Buster came home from 4th grade with a job application. This labor shortage must be getting pretty bad, I thought, if they’re recruiting workers in elementary school. On the bright side, if it were an application to work in a restaurant, maybe he’d get a gig as bartender and I could score some free drinks.
It turned out it was only an application for one of the classroom chores listed on the back of the paper. There are classroom tasks for the kids to do, and they must choose which one they’d prefer and apply for it. This strikes me as a creative exercise for the students, but I’m still a little disappointed at the lost dream of free drinks.
Buster was not as appreciative of the exercise as I was. First, he couldn’t decide which job he wanted. He asked me to choose for him, but I refused. I wasn’t going to spend the school year hearing him whine that I had picked out a lousy career for him. Besides, it wasn’t my choice to make.
Take care choosing your 4th grade job; you could be doing it a long time.
At last, he decided to apply to be the class “Substitute.” This is the kid who does the job of any of the more ambitious kids when they call in sick. The choice didn’t exactly scream “initiative” at me, but it was his choice.
Next he had to explain why he wanted this job. This was a huge hurdle for the boy. He fretted and pouted and whined, begging me to answer this for him.
I told him I couldn’t explain his choice. He was the only person who could do that. “Just write down why you chose that job,” I told him.
“I don’t know why,” he whined. “I just picked it randomly.”
“Then write that down,” I replied. I knew he didn’t feel like that was as adequate answer. Also, I had a feeling it wasn’t 100% true.
“I can’t say that!” he protested.
“Is that why you picked it?”
“And you don’t have to do much.”
Aha! The truth comes out! Imagine a nine-year-old boy wanting to avoid doing chores! Scandalous!
“But I can’t put that down as my reason,” he said. “Can you tell me what to write?”
“No. I can’t. This is where you have to think for yourself. If you don’t want to tell the real reason, you have to think of something else that makes sense.”
“Can you just tell me?” he pleaded.

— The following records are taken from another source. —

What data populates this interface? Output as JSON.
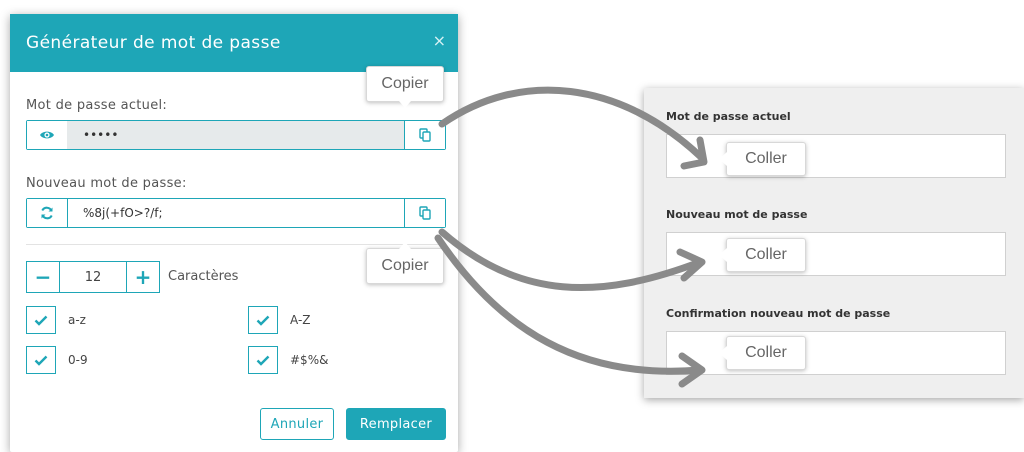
{
  "dialog": {
    "title": "Générateur de mot de passe",
    "close_glyph": "×",
    "current_label": "Mot de passe actuel:",
    "current_value": "•••••",
    "new_label": "Nouveau mot de passe:",
    "new_value": "%8j(+fO>?/f;",
    "length_value": "12",
    "length_minus": "−",
    "length_plus": "+",
    "length_label": "Caractères",
    "checks": [
      {
        "label": "a-z",
        "checked": true
      },
      {
        "label": "A-Z",
        "checked": true
      },
      {
        "label": "0-9",
        "checked": true
      },
      {
        "label": "#$%&",
        "checked": true
      }
    ],
    "cancel_label": "Annuler",
    "replace_label": "Remplacer",
    "accent_color": "#1ea6b7",
    "icons": {
      "reveal": "eye-icon",
      "regenerate": "refresh-icon",
      "copy": "copy-icon",
      "check": "check-icon"
    }
  },
  "tooltips": {
    "copy": "Copier",
    "paste": "Coller"
  },
  "target_form": {
    "current_label": "Mot de passe actuel",
    "new_label": "Nouveau mot de passe",
    "confirm_label": "Confirmation nouveau mot de passe"
  }
}
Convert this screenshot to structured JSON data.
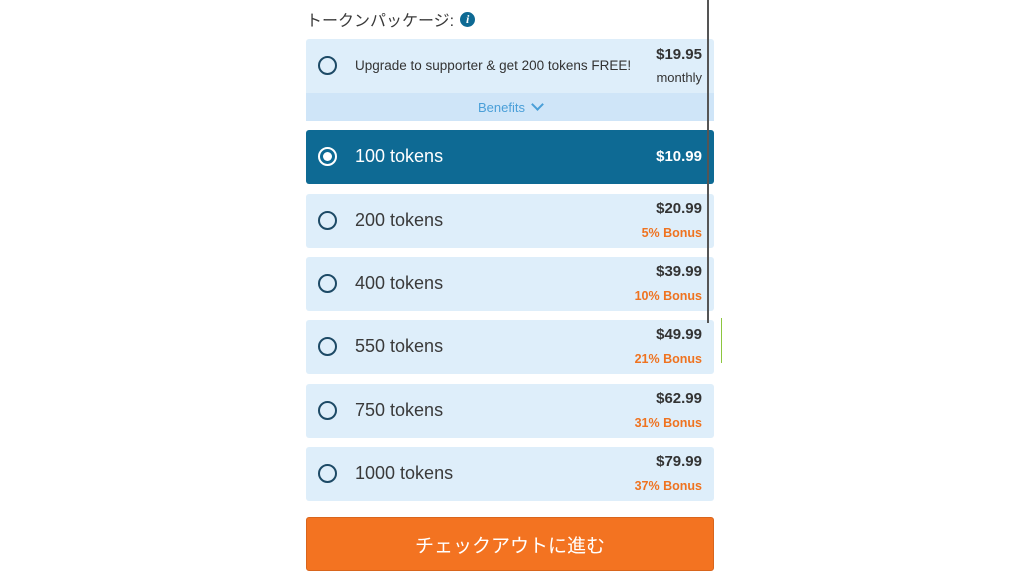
{
  "heading": "トークンパッケージ:",
  "info_icon": "info-icon",
  "supporter": {
    "text": "Upgrade to supporter & get 200 tokens FREE!",
    "price": "$19.95",
    "period": "monthly",
    "benefits_label": "Benefits"
  },
  "packages": [
    {
      "label": "100 tokens",
      "price": "$10.99",
      "bonus": "",
      "selected": true
    },
    {
      "label": "200 tokens",
      "price": "$20.99",
      "bonus": "5% Bonus",
      "selected": false
    },
    {
      "label": "400 tokens",
      "price": "$39.99",
      "bonus": "10% Bonus",
      "selected": false
    },
    {
      "label": "550 tokens",
      "price": "$49.99",
      "bonus": "21% Bonus",
      "selected": false
    },
    {
      "label": "750 tokens",
      "price": "$62.99",
      "bonus": "31% Bonus",
      "selected": false
    },
    {
      "label": "1000 tokens",
      "price": "$79.99",
      "bonus": "37% Bonus",
      "selected": false
    }
  ],
  "checkout_label": "チェックアウトに進む",
  "colors": {
    "selected_bg": "#0e6a94",
    "option_bg": "#deeefa",
    "bonus": "#ef7320",
    "checkout_bg": "#f37321"
  }
}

“No. This is why you go to school. To learn how to think, so you can lie plausibly.”
After more pouting, he settled upon the explanation that he liked to do a variety of jobs, which I thought was as credible as it was disingenuous.
Some people work hard at useful tasks, and some people work hard at excusing themselves from such tasks. Sometimes the excuses end up being more burdensome than the original tasks. I wonder if, in all his application angst, that truth ever occurred to Buster.